Each of these longer-lasting treatments requires a child to spend at least two days in the hospital, causing tremendous anxiety and inconvenience, and costing millions of dollars in the U.S. each year. Details of the study by physicians at 10 hospitals throughout the United States and Canada will be published in the March 15 issue of the Journal of Clinical Oncology.
On average, 7,000 U.S. children are diagnosed with cancer each year. For the thousands who receive chemotherapy, one of the possible side effects is heart damage. For years, physicians believed that giving children who have acute lymphoblastic leukemia - the most common type of cancer in young children - a lower peak dose of the widely used chemotherapy drug doxorubicin might prevent cardiomyopathy, a weakening of the heart muscle often caused by the treatment.
There was little data, however, to back up this claim. Prior studies examining the protective effects of continuous doxorubicin in adults didnt provide long-term heart data.
In theory, using this treatment method for children sounded great, says the studys lead author, Steven Lipshultz, M.D., chief of pediatric cardiology at the University of Rochester Medical Centers Strong Childrens Hospital and a professor of oncology at the Universitys James P. Wilmot Cancer Center. Its been written into national and international treatment protocols to protect the heart.
The study involved 240 children who had high-risk, acute lymphoblastic leukemia. Physicians compared cardiac outcomes of children receiving bolus treatments - a injection of doxorubin done within one hour - to those who received the medication by continuous infusion during a 48-hour span, which Lipshultz describes as a trickle at a time.

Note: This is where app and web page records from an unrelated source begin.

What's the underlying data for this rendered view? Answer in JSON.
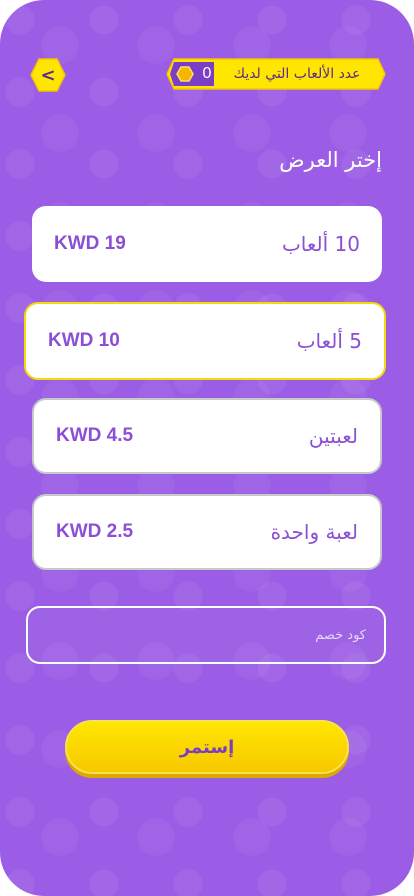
{
  "header": {
    "back_icon": "chevron-left-icon",
    "games_label": "عدد الألعاب التي لديك",
    "games_count": "0",
    "coin_icon": "hexagon-coin-icon"
  },
  "main": {
    "section_title": "إختر العرض",
    "offers": [
      {
        "name": "10 ألعاب",
        "price": "KWD 19"
      },
      {
        "name": "5 ألعاب",
        "price": "KWD 10"
      },
      {
        "name": "لعبتين",
        "price": "KWD 4.5"
      },
      {
        "name": "لعبة واحدة",
        "price": "KWD 2.5"
      }
    ],
    "selected_offer": "5 ألعاب",
    "promo_placeholder": "كود خصم",
    "promo_value": "",
    "continue_label": "إستمر"
  },
  "colors": {
    "background": "#9b5de5",
    "accent_yellow": "#ffe600",
    "accent_purple": "#8a4fd6"
  }
}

Physicians obtai
Contact: Travis Anderson
University of Rochester Medical Center